Many builders offer cutaway guitars, where a lower part of the body is removed to allow easy access to higher frets. While the loss of wood extends the instrument’s range, there is a slight reduction in tone and volume.
When choosing a guitar, try to find one where the tone woods are made from one piece, as opposed to being laminates, which don’t sound as good, and are typically less durable. Also, it’s always better to try before you buy, and keep in mind that no two instruments sound alike. When you find one that sounds good, don’t count on another of the same model to be the same. Bringing along a trusted guitar playing friend to help you assess the sound and playability of an instrument is a great idea, too. Beyond that, take your time, play as many guitars as you can stand, and trust your ears and hands to choose the best instrument for you!

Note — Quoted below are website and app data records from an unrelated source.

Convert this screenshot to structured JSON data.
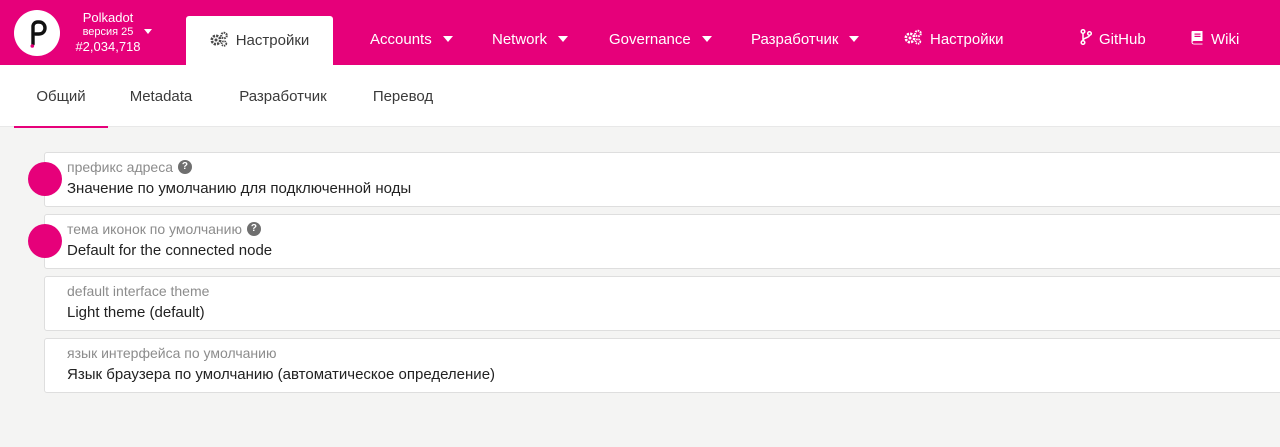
{
  "header": {
    "chain": {
      "name": "Polkadot",
      "version": "версия 25",
      "block": "#2,034,718"
    },
    "active_tab": {
      "label": "Настройки",
      "icon": "gears-icon"
    },
    "nav": [
      {
        "label": "Accounts",
        "has_dropdown": true
      },
      {
        "label": "Network",
        "has_dropdown": true
      },
      {
        "label": "Governance",
        "has_dropdown": true
      },
      {
        "label": "Разработчик",
        "has_dropdown": true
      },
      {
        "label": "Настройки",
        "icon": "gears-icon"
      },
      {
        "label": "GitHub",
        "icon": "git-branch-icon"
      },
      {
        "label": "Wiki",
        "icon": "book-icon"
      }
    ]
  },
  "subtabs": [
    {
      "label": "Общий",
      "active": true
    },
    {
      "label": "Metadata"
    },
    {
      "label": "Разработчик"
    },
    {
      "label": "Перевод"
    }
  ],
  "settings": [
    {
      "label": "префикс адреса",
      "value": "Значение по умолчанию для подключенной ноды",
      "help": true
    },
    {
      "label": "тема иконок по умолчанию",
      "value": "Default for the connected node",
      "help": true
    },
    {
      "label": "default interface theme",
      "value": "Light theme (default)"
    },
    {
      "label": "язык интерфейса по умолчанию",
      "value": "Язык браузера по умолчанию (автоматическое определение)"
    }
  ],
  "colors": {
    "brand": "#e6007a",
    "background": "#f4f4f3",
    "text": "#3a3a3a",
    "muted": "#8c8c8c"
  }
}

Which is for me?
Small body steel strings
Small body acoustics come in a variety of shapes and sizes, as defined by C.F. Martin & Co. Some common small body sizes, from smallest to largest, are O, OO (pronounced “double-oh”), OOO, and OM (orchestra model). You might also see auditorium and concert-size guitars. While these classifications are almost universal, keep in mind that the actual dimensions used by the builders are not standard, and do vary from brand to brand.
Try This: Sheppard Madrigal Grand Concert
Dreadnought & Jumbo
When someone says “acoustic guitar,” most people think of a dreadnought. They have big bodies and produce punchy mids and bass frequencies with lots of sustain. Dreadnoughts are favored by country and bluegrass musicians. A jumbo is even larger, with a large, curvy body and plenty of bass and volume.
Try This: Ayers D-02 Dreadnought
Flamenco & Classical
These instruments have a body size and shape all their own, with flamencos being somewhat smaller and lighter in construction. The nylon strings produce a rounder, more bell-like sound, and are meant to be picked with fingers. If you’re considering classical guitar or Latin music, a nylon string is for you. Also, nylon string guitars are great for beginners because they don’t hurt your fingers as much as steel strings.
Try This: Cordoba C9-SP Classical
This article is from our March-April 2011 issue. Click to order!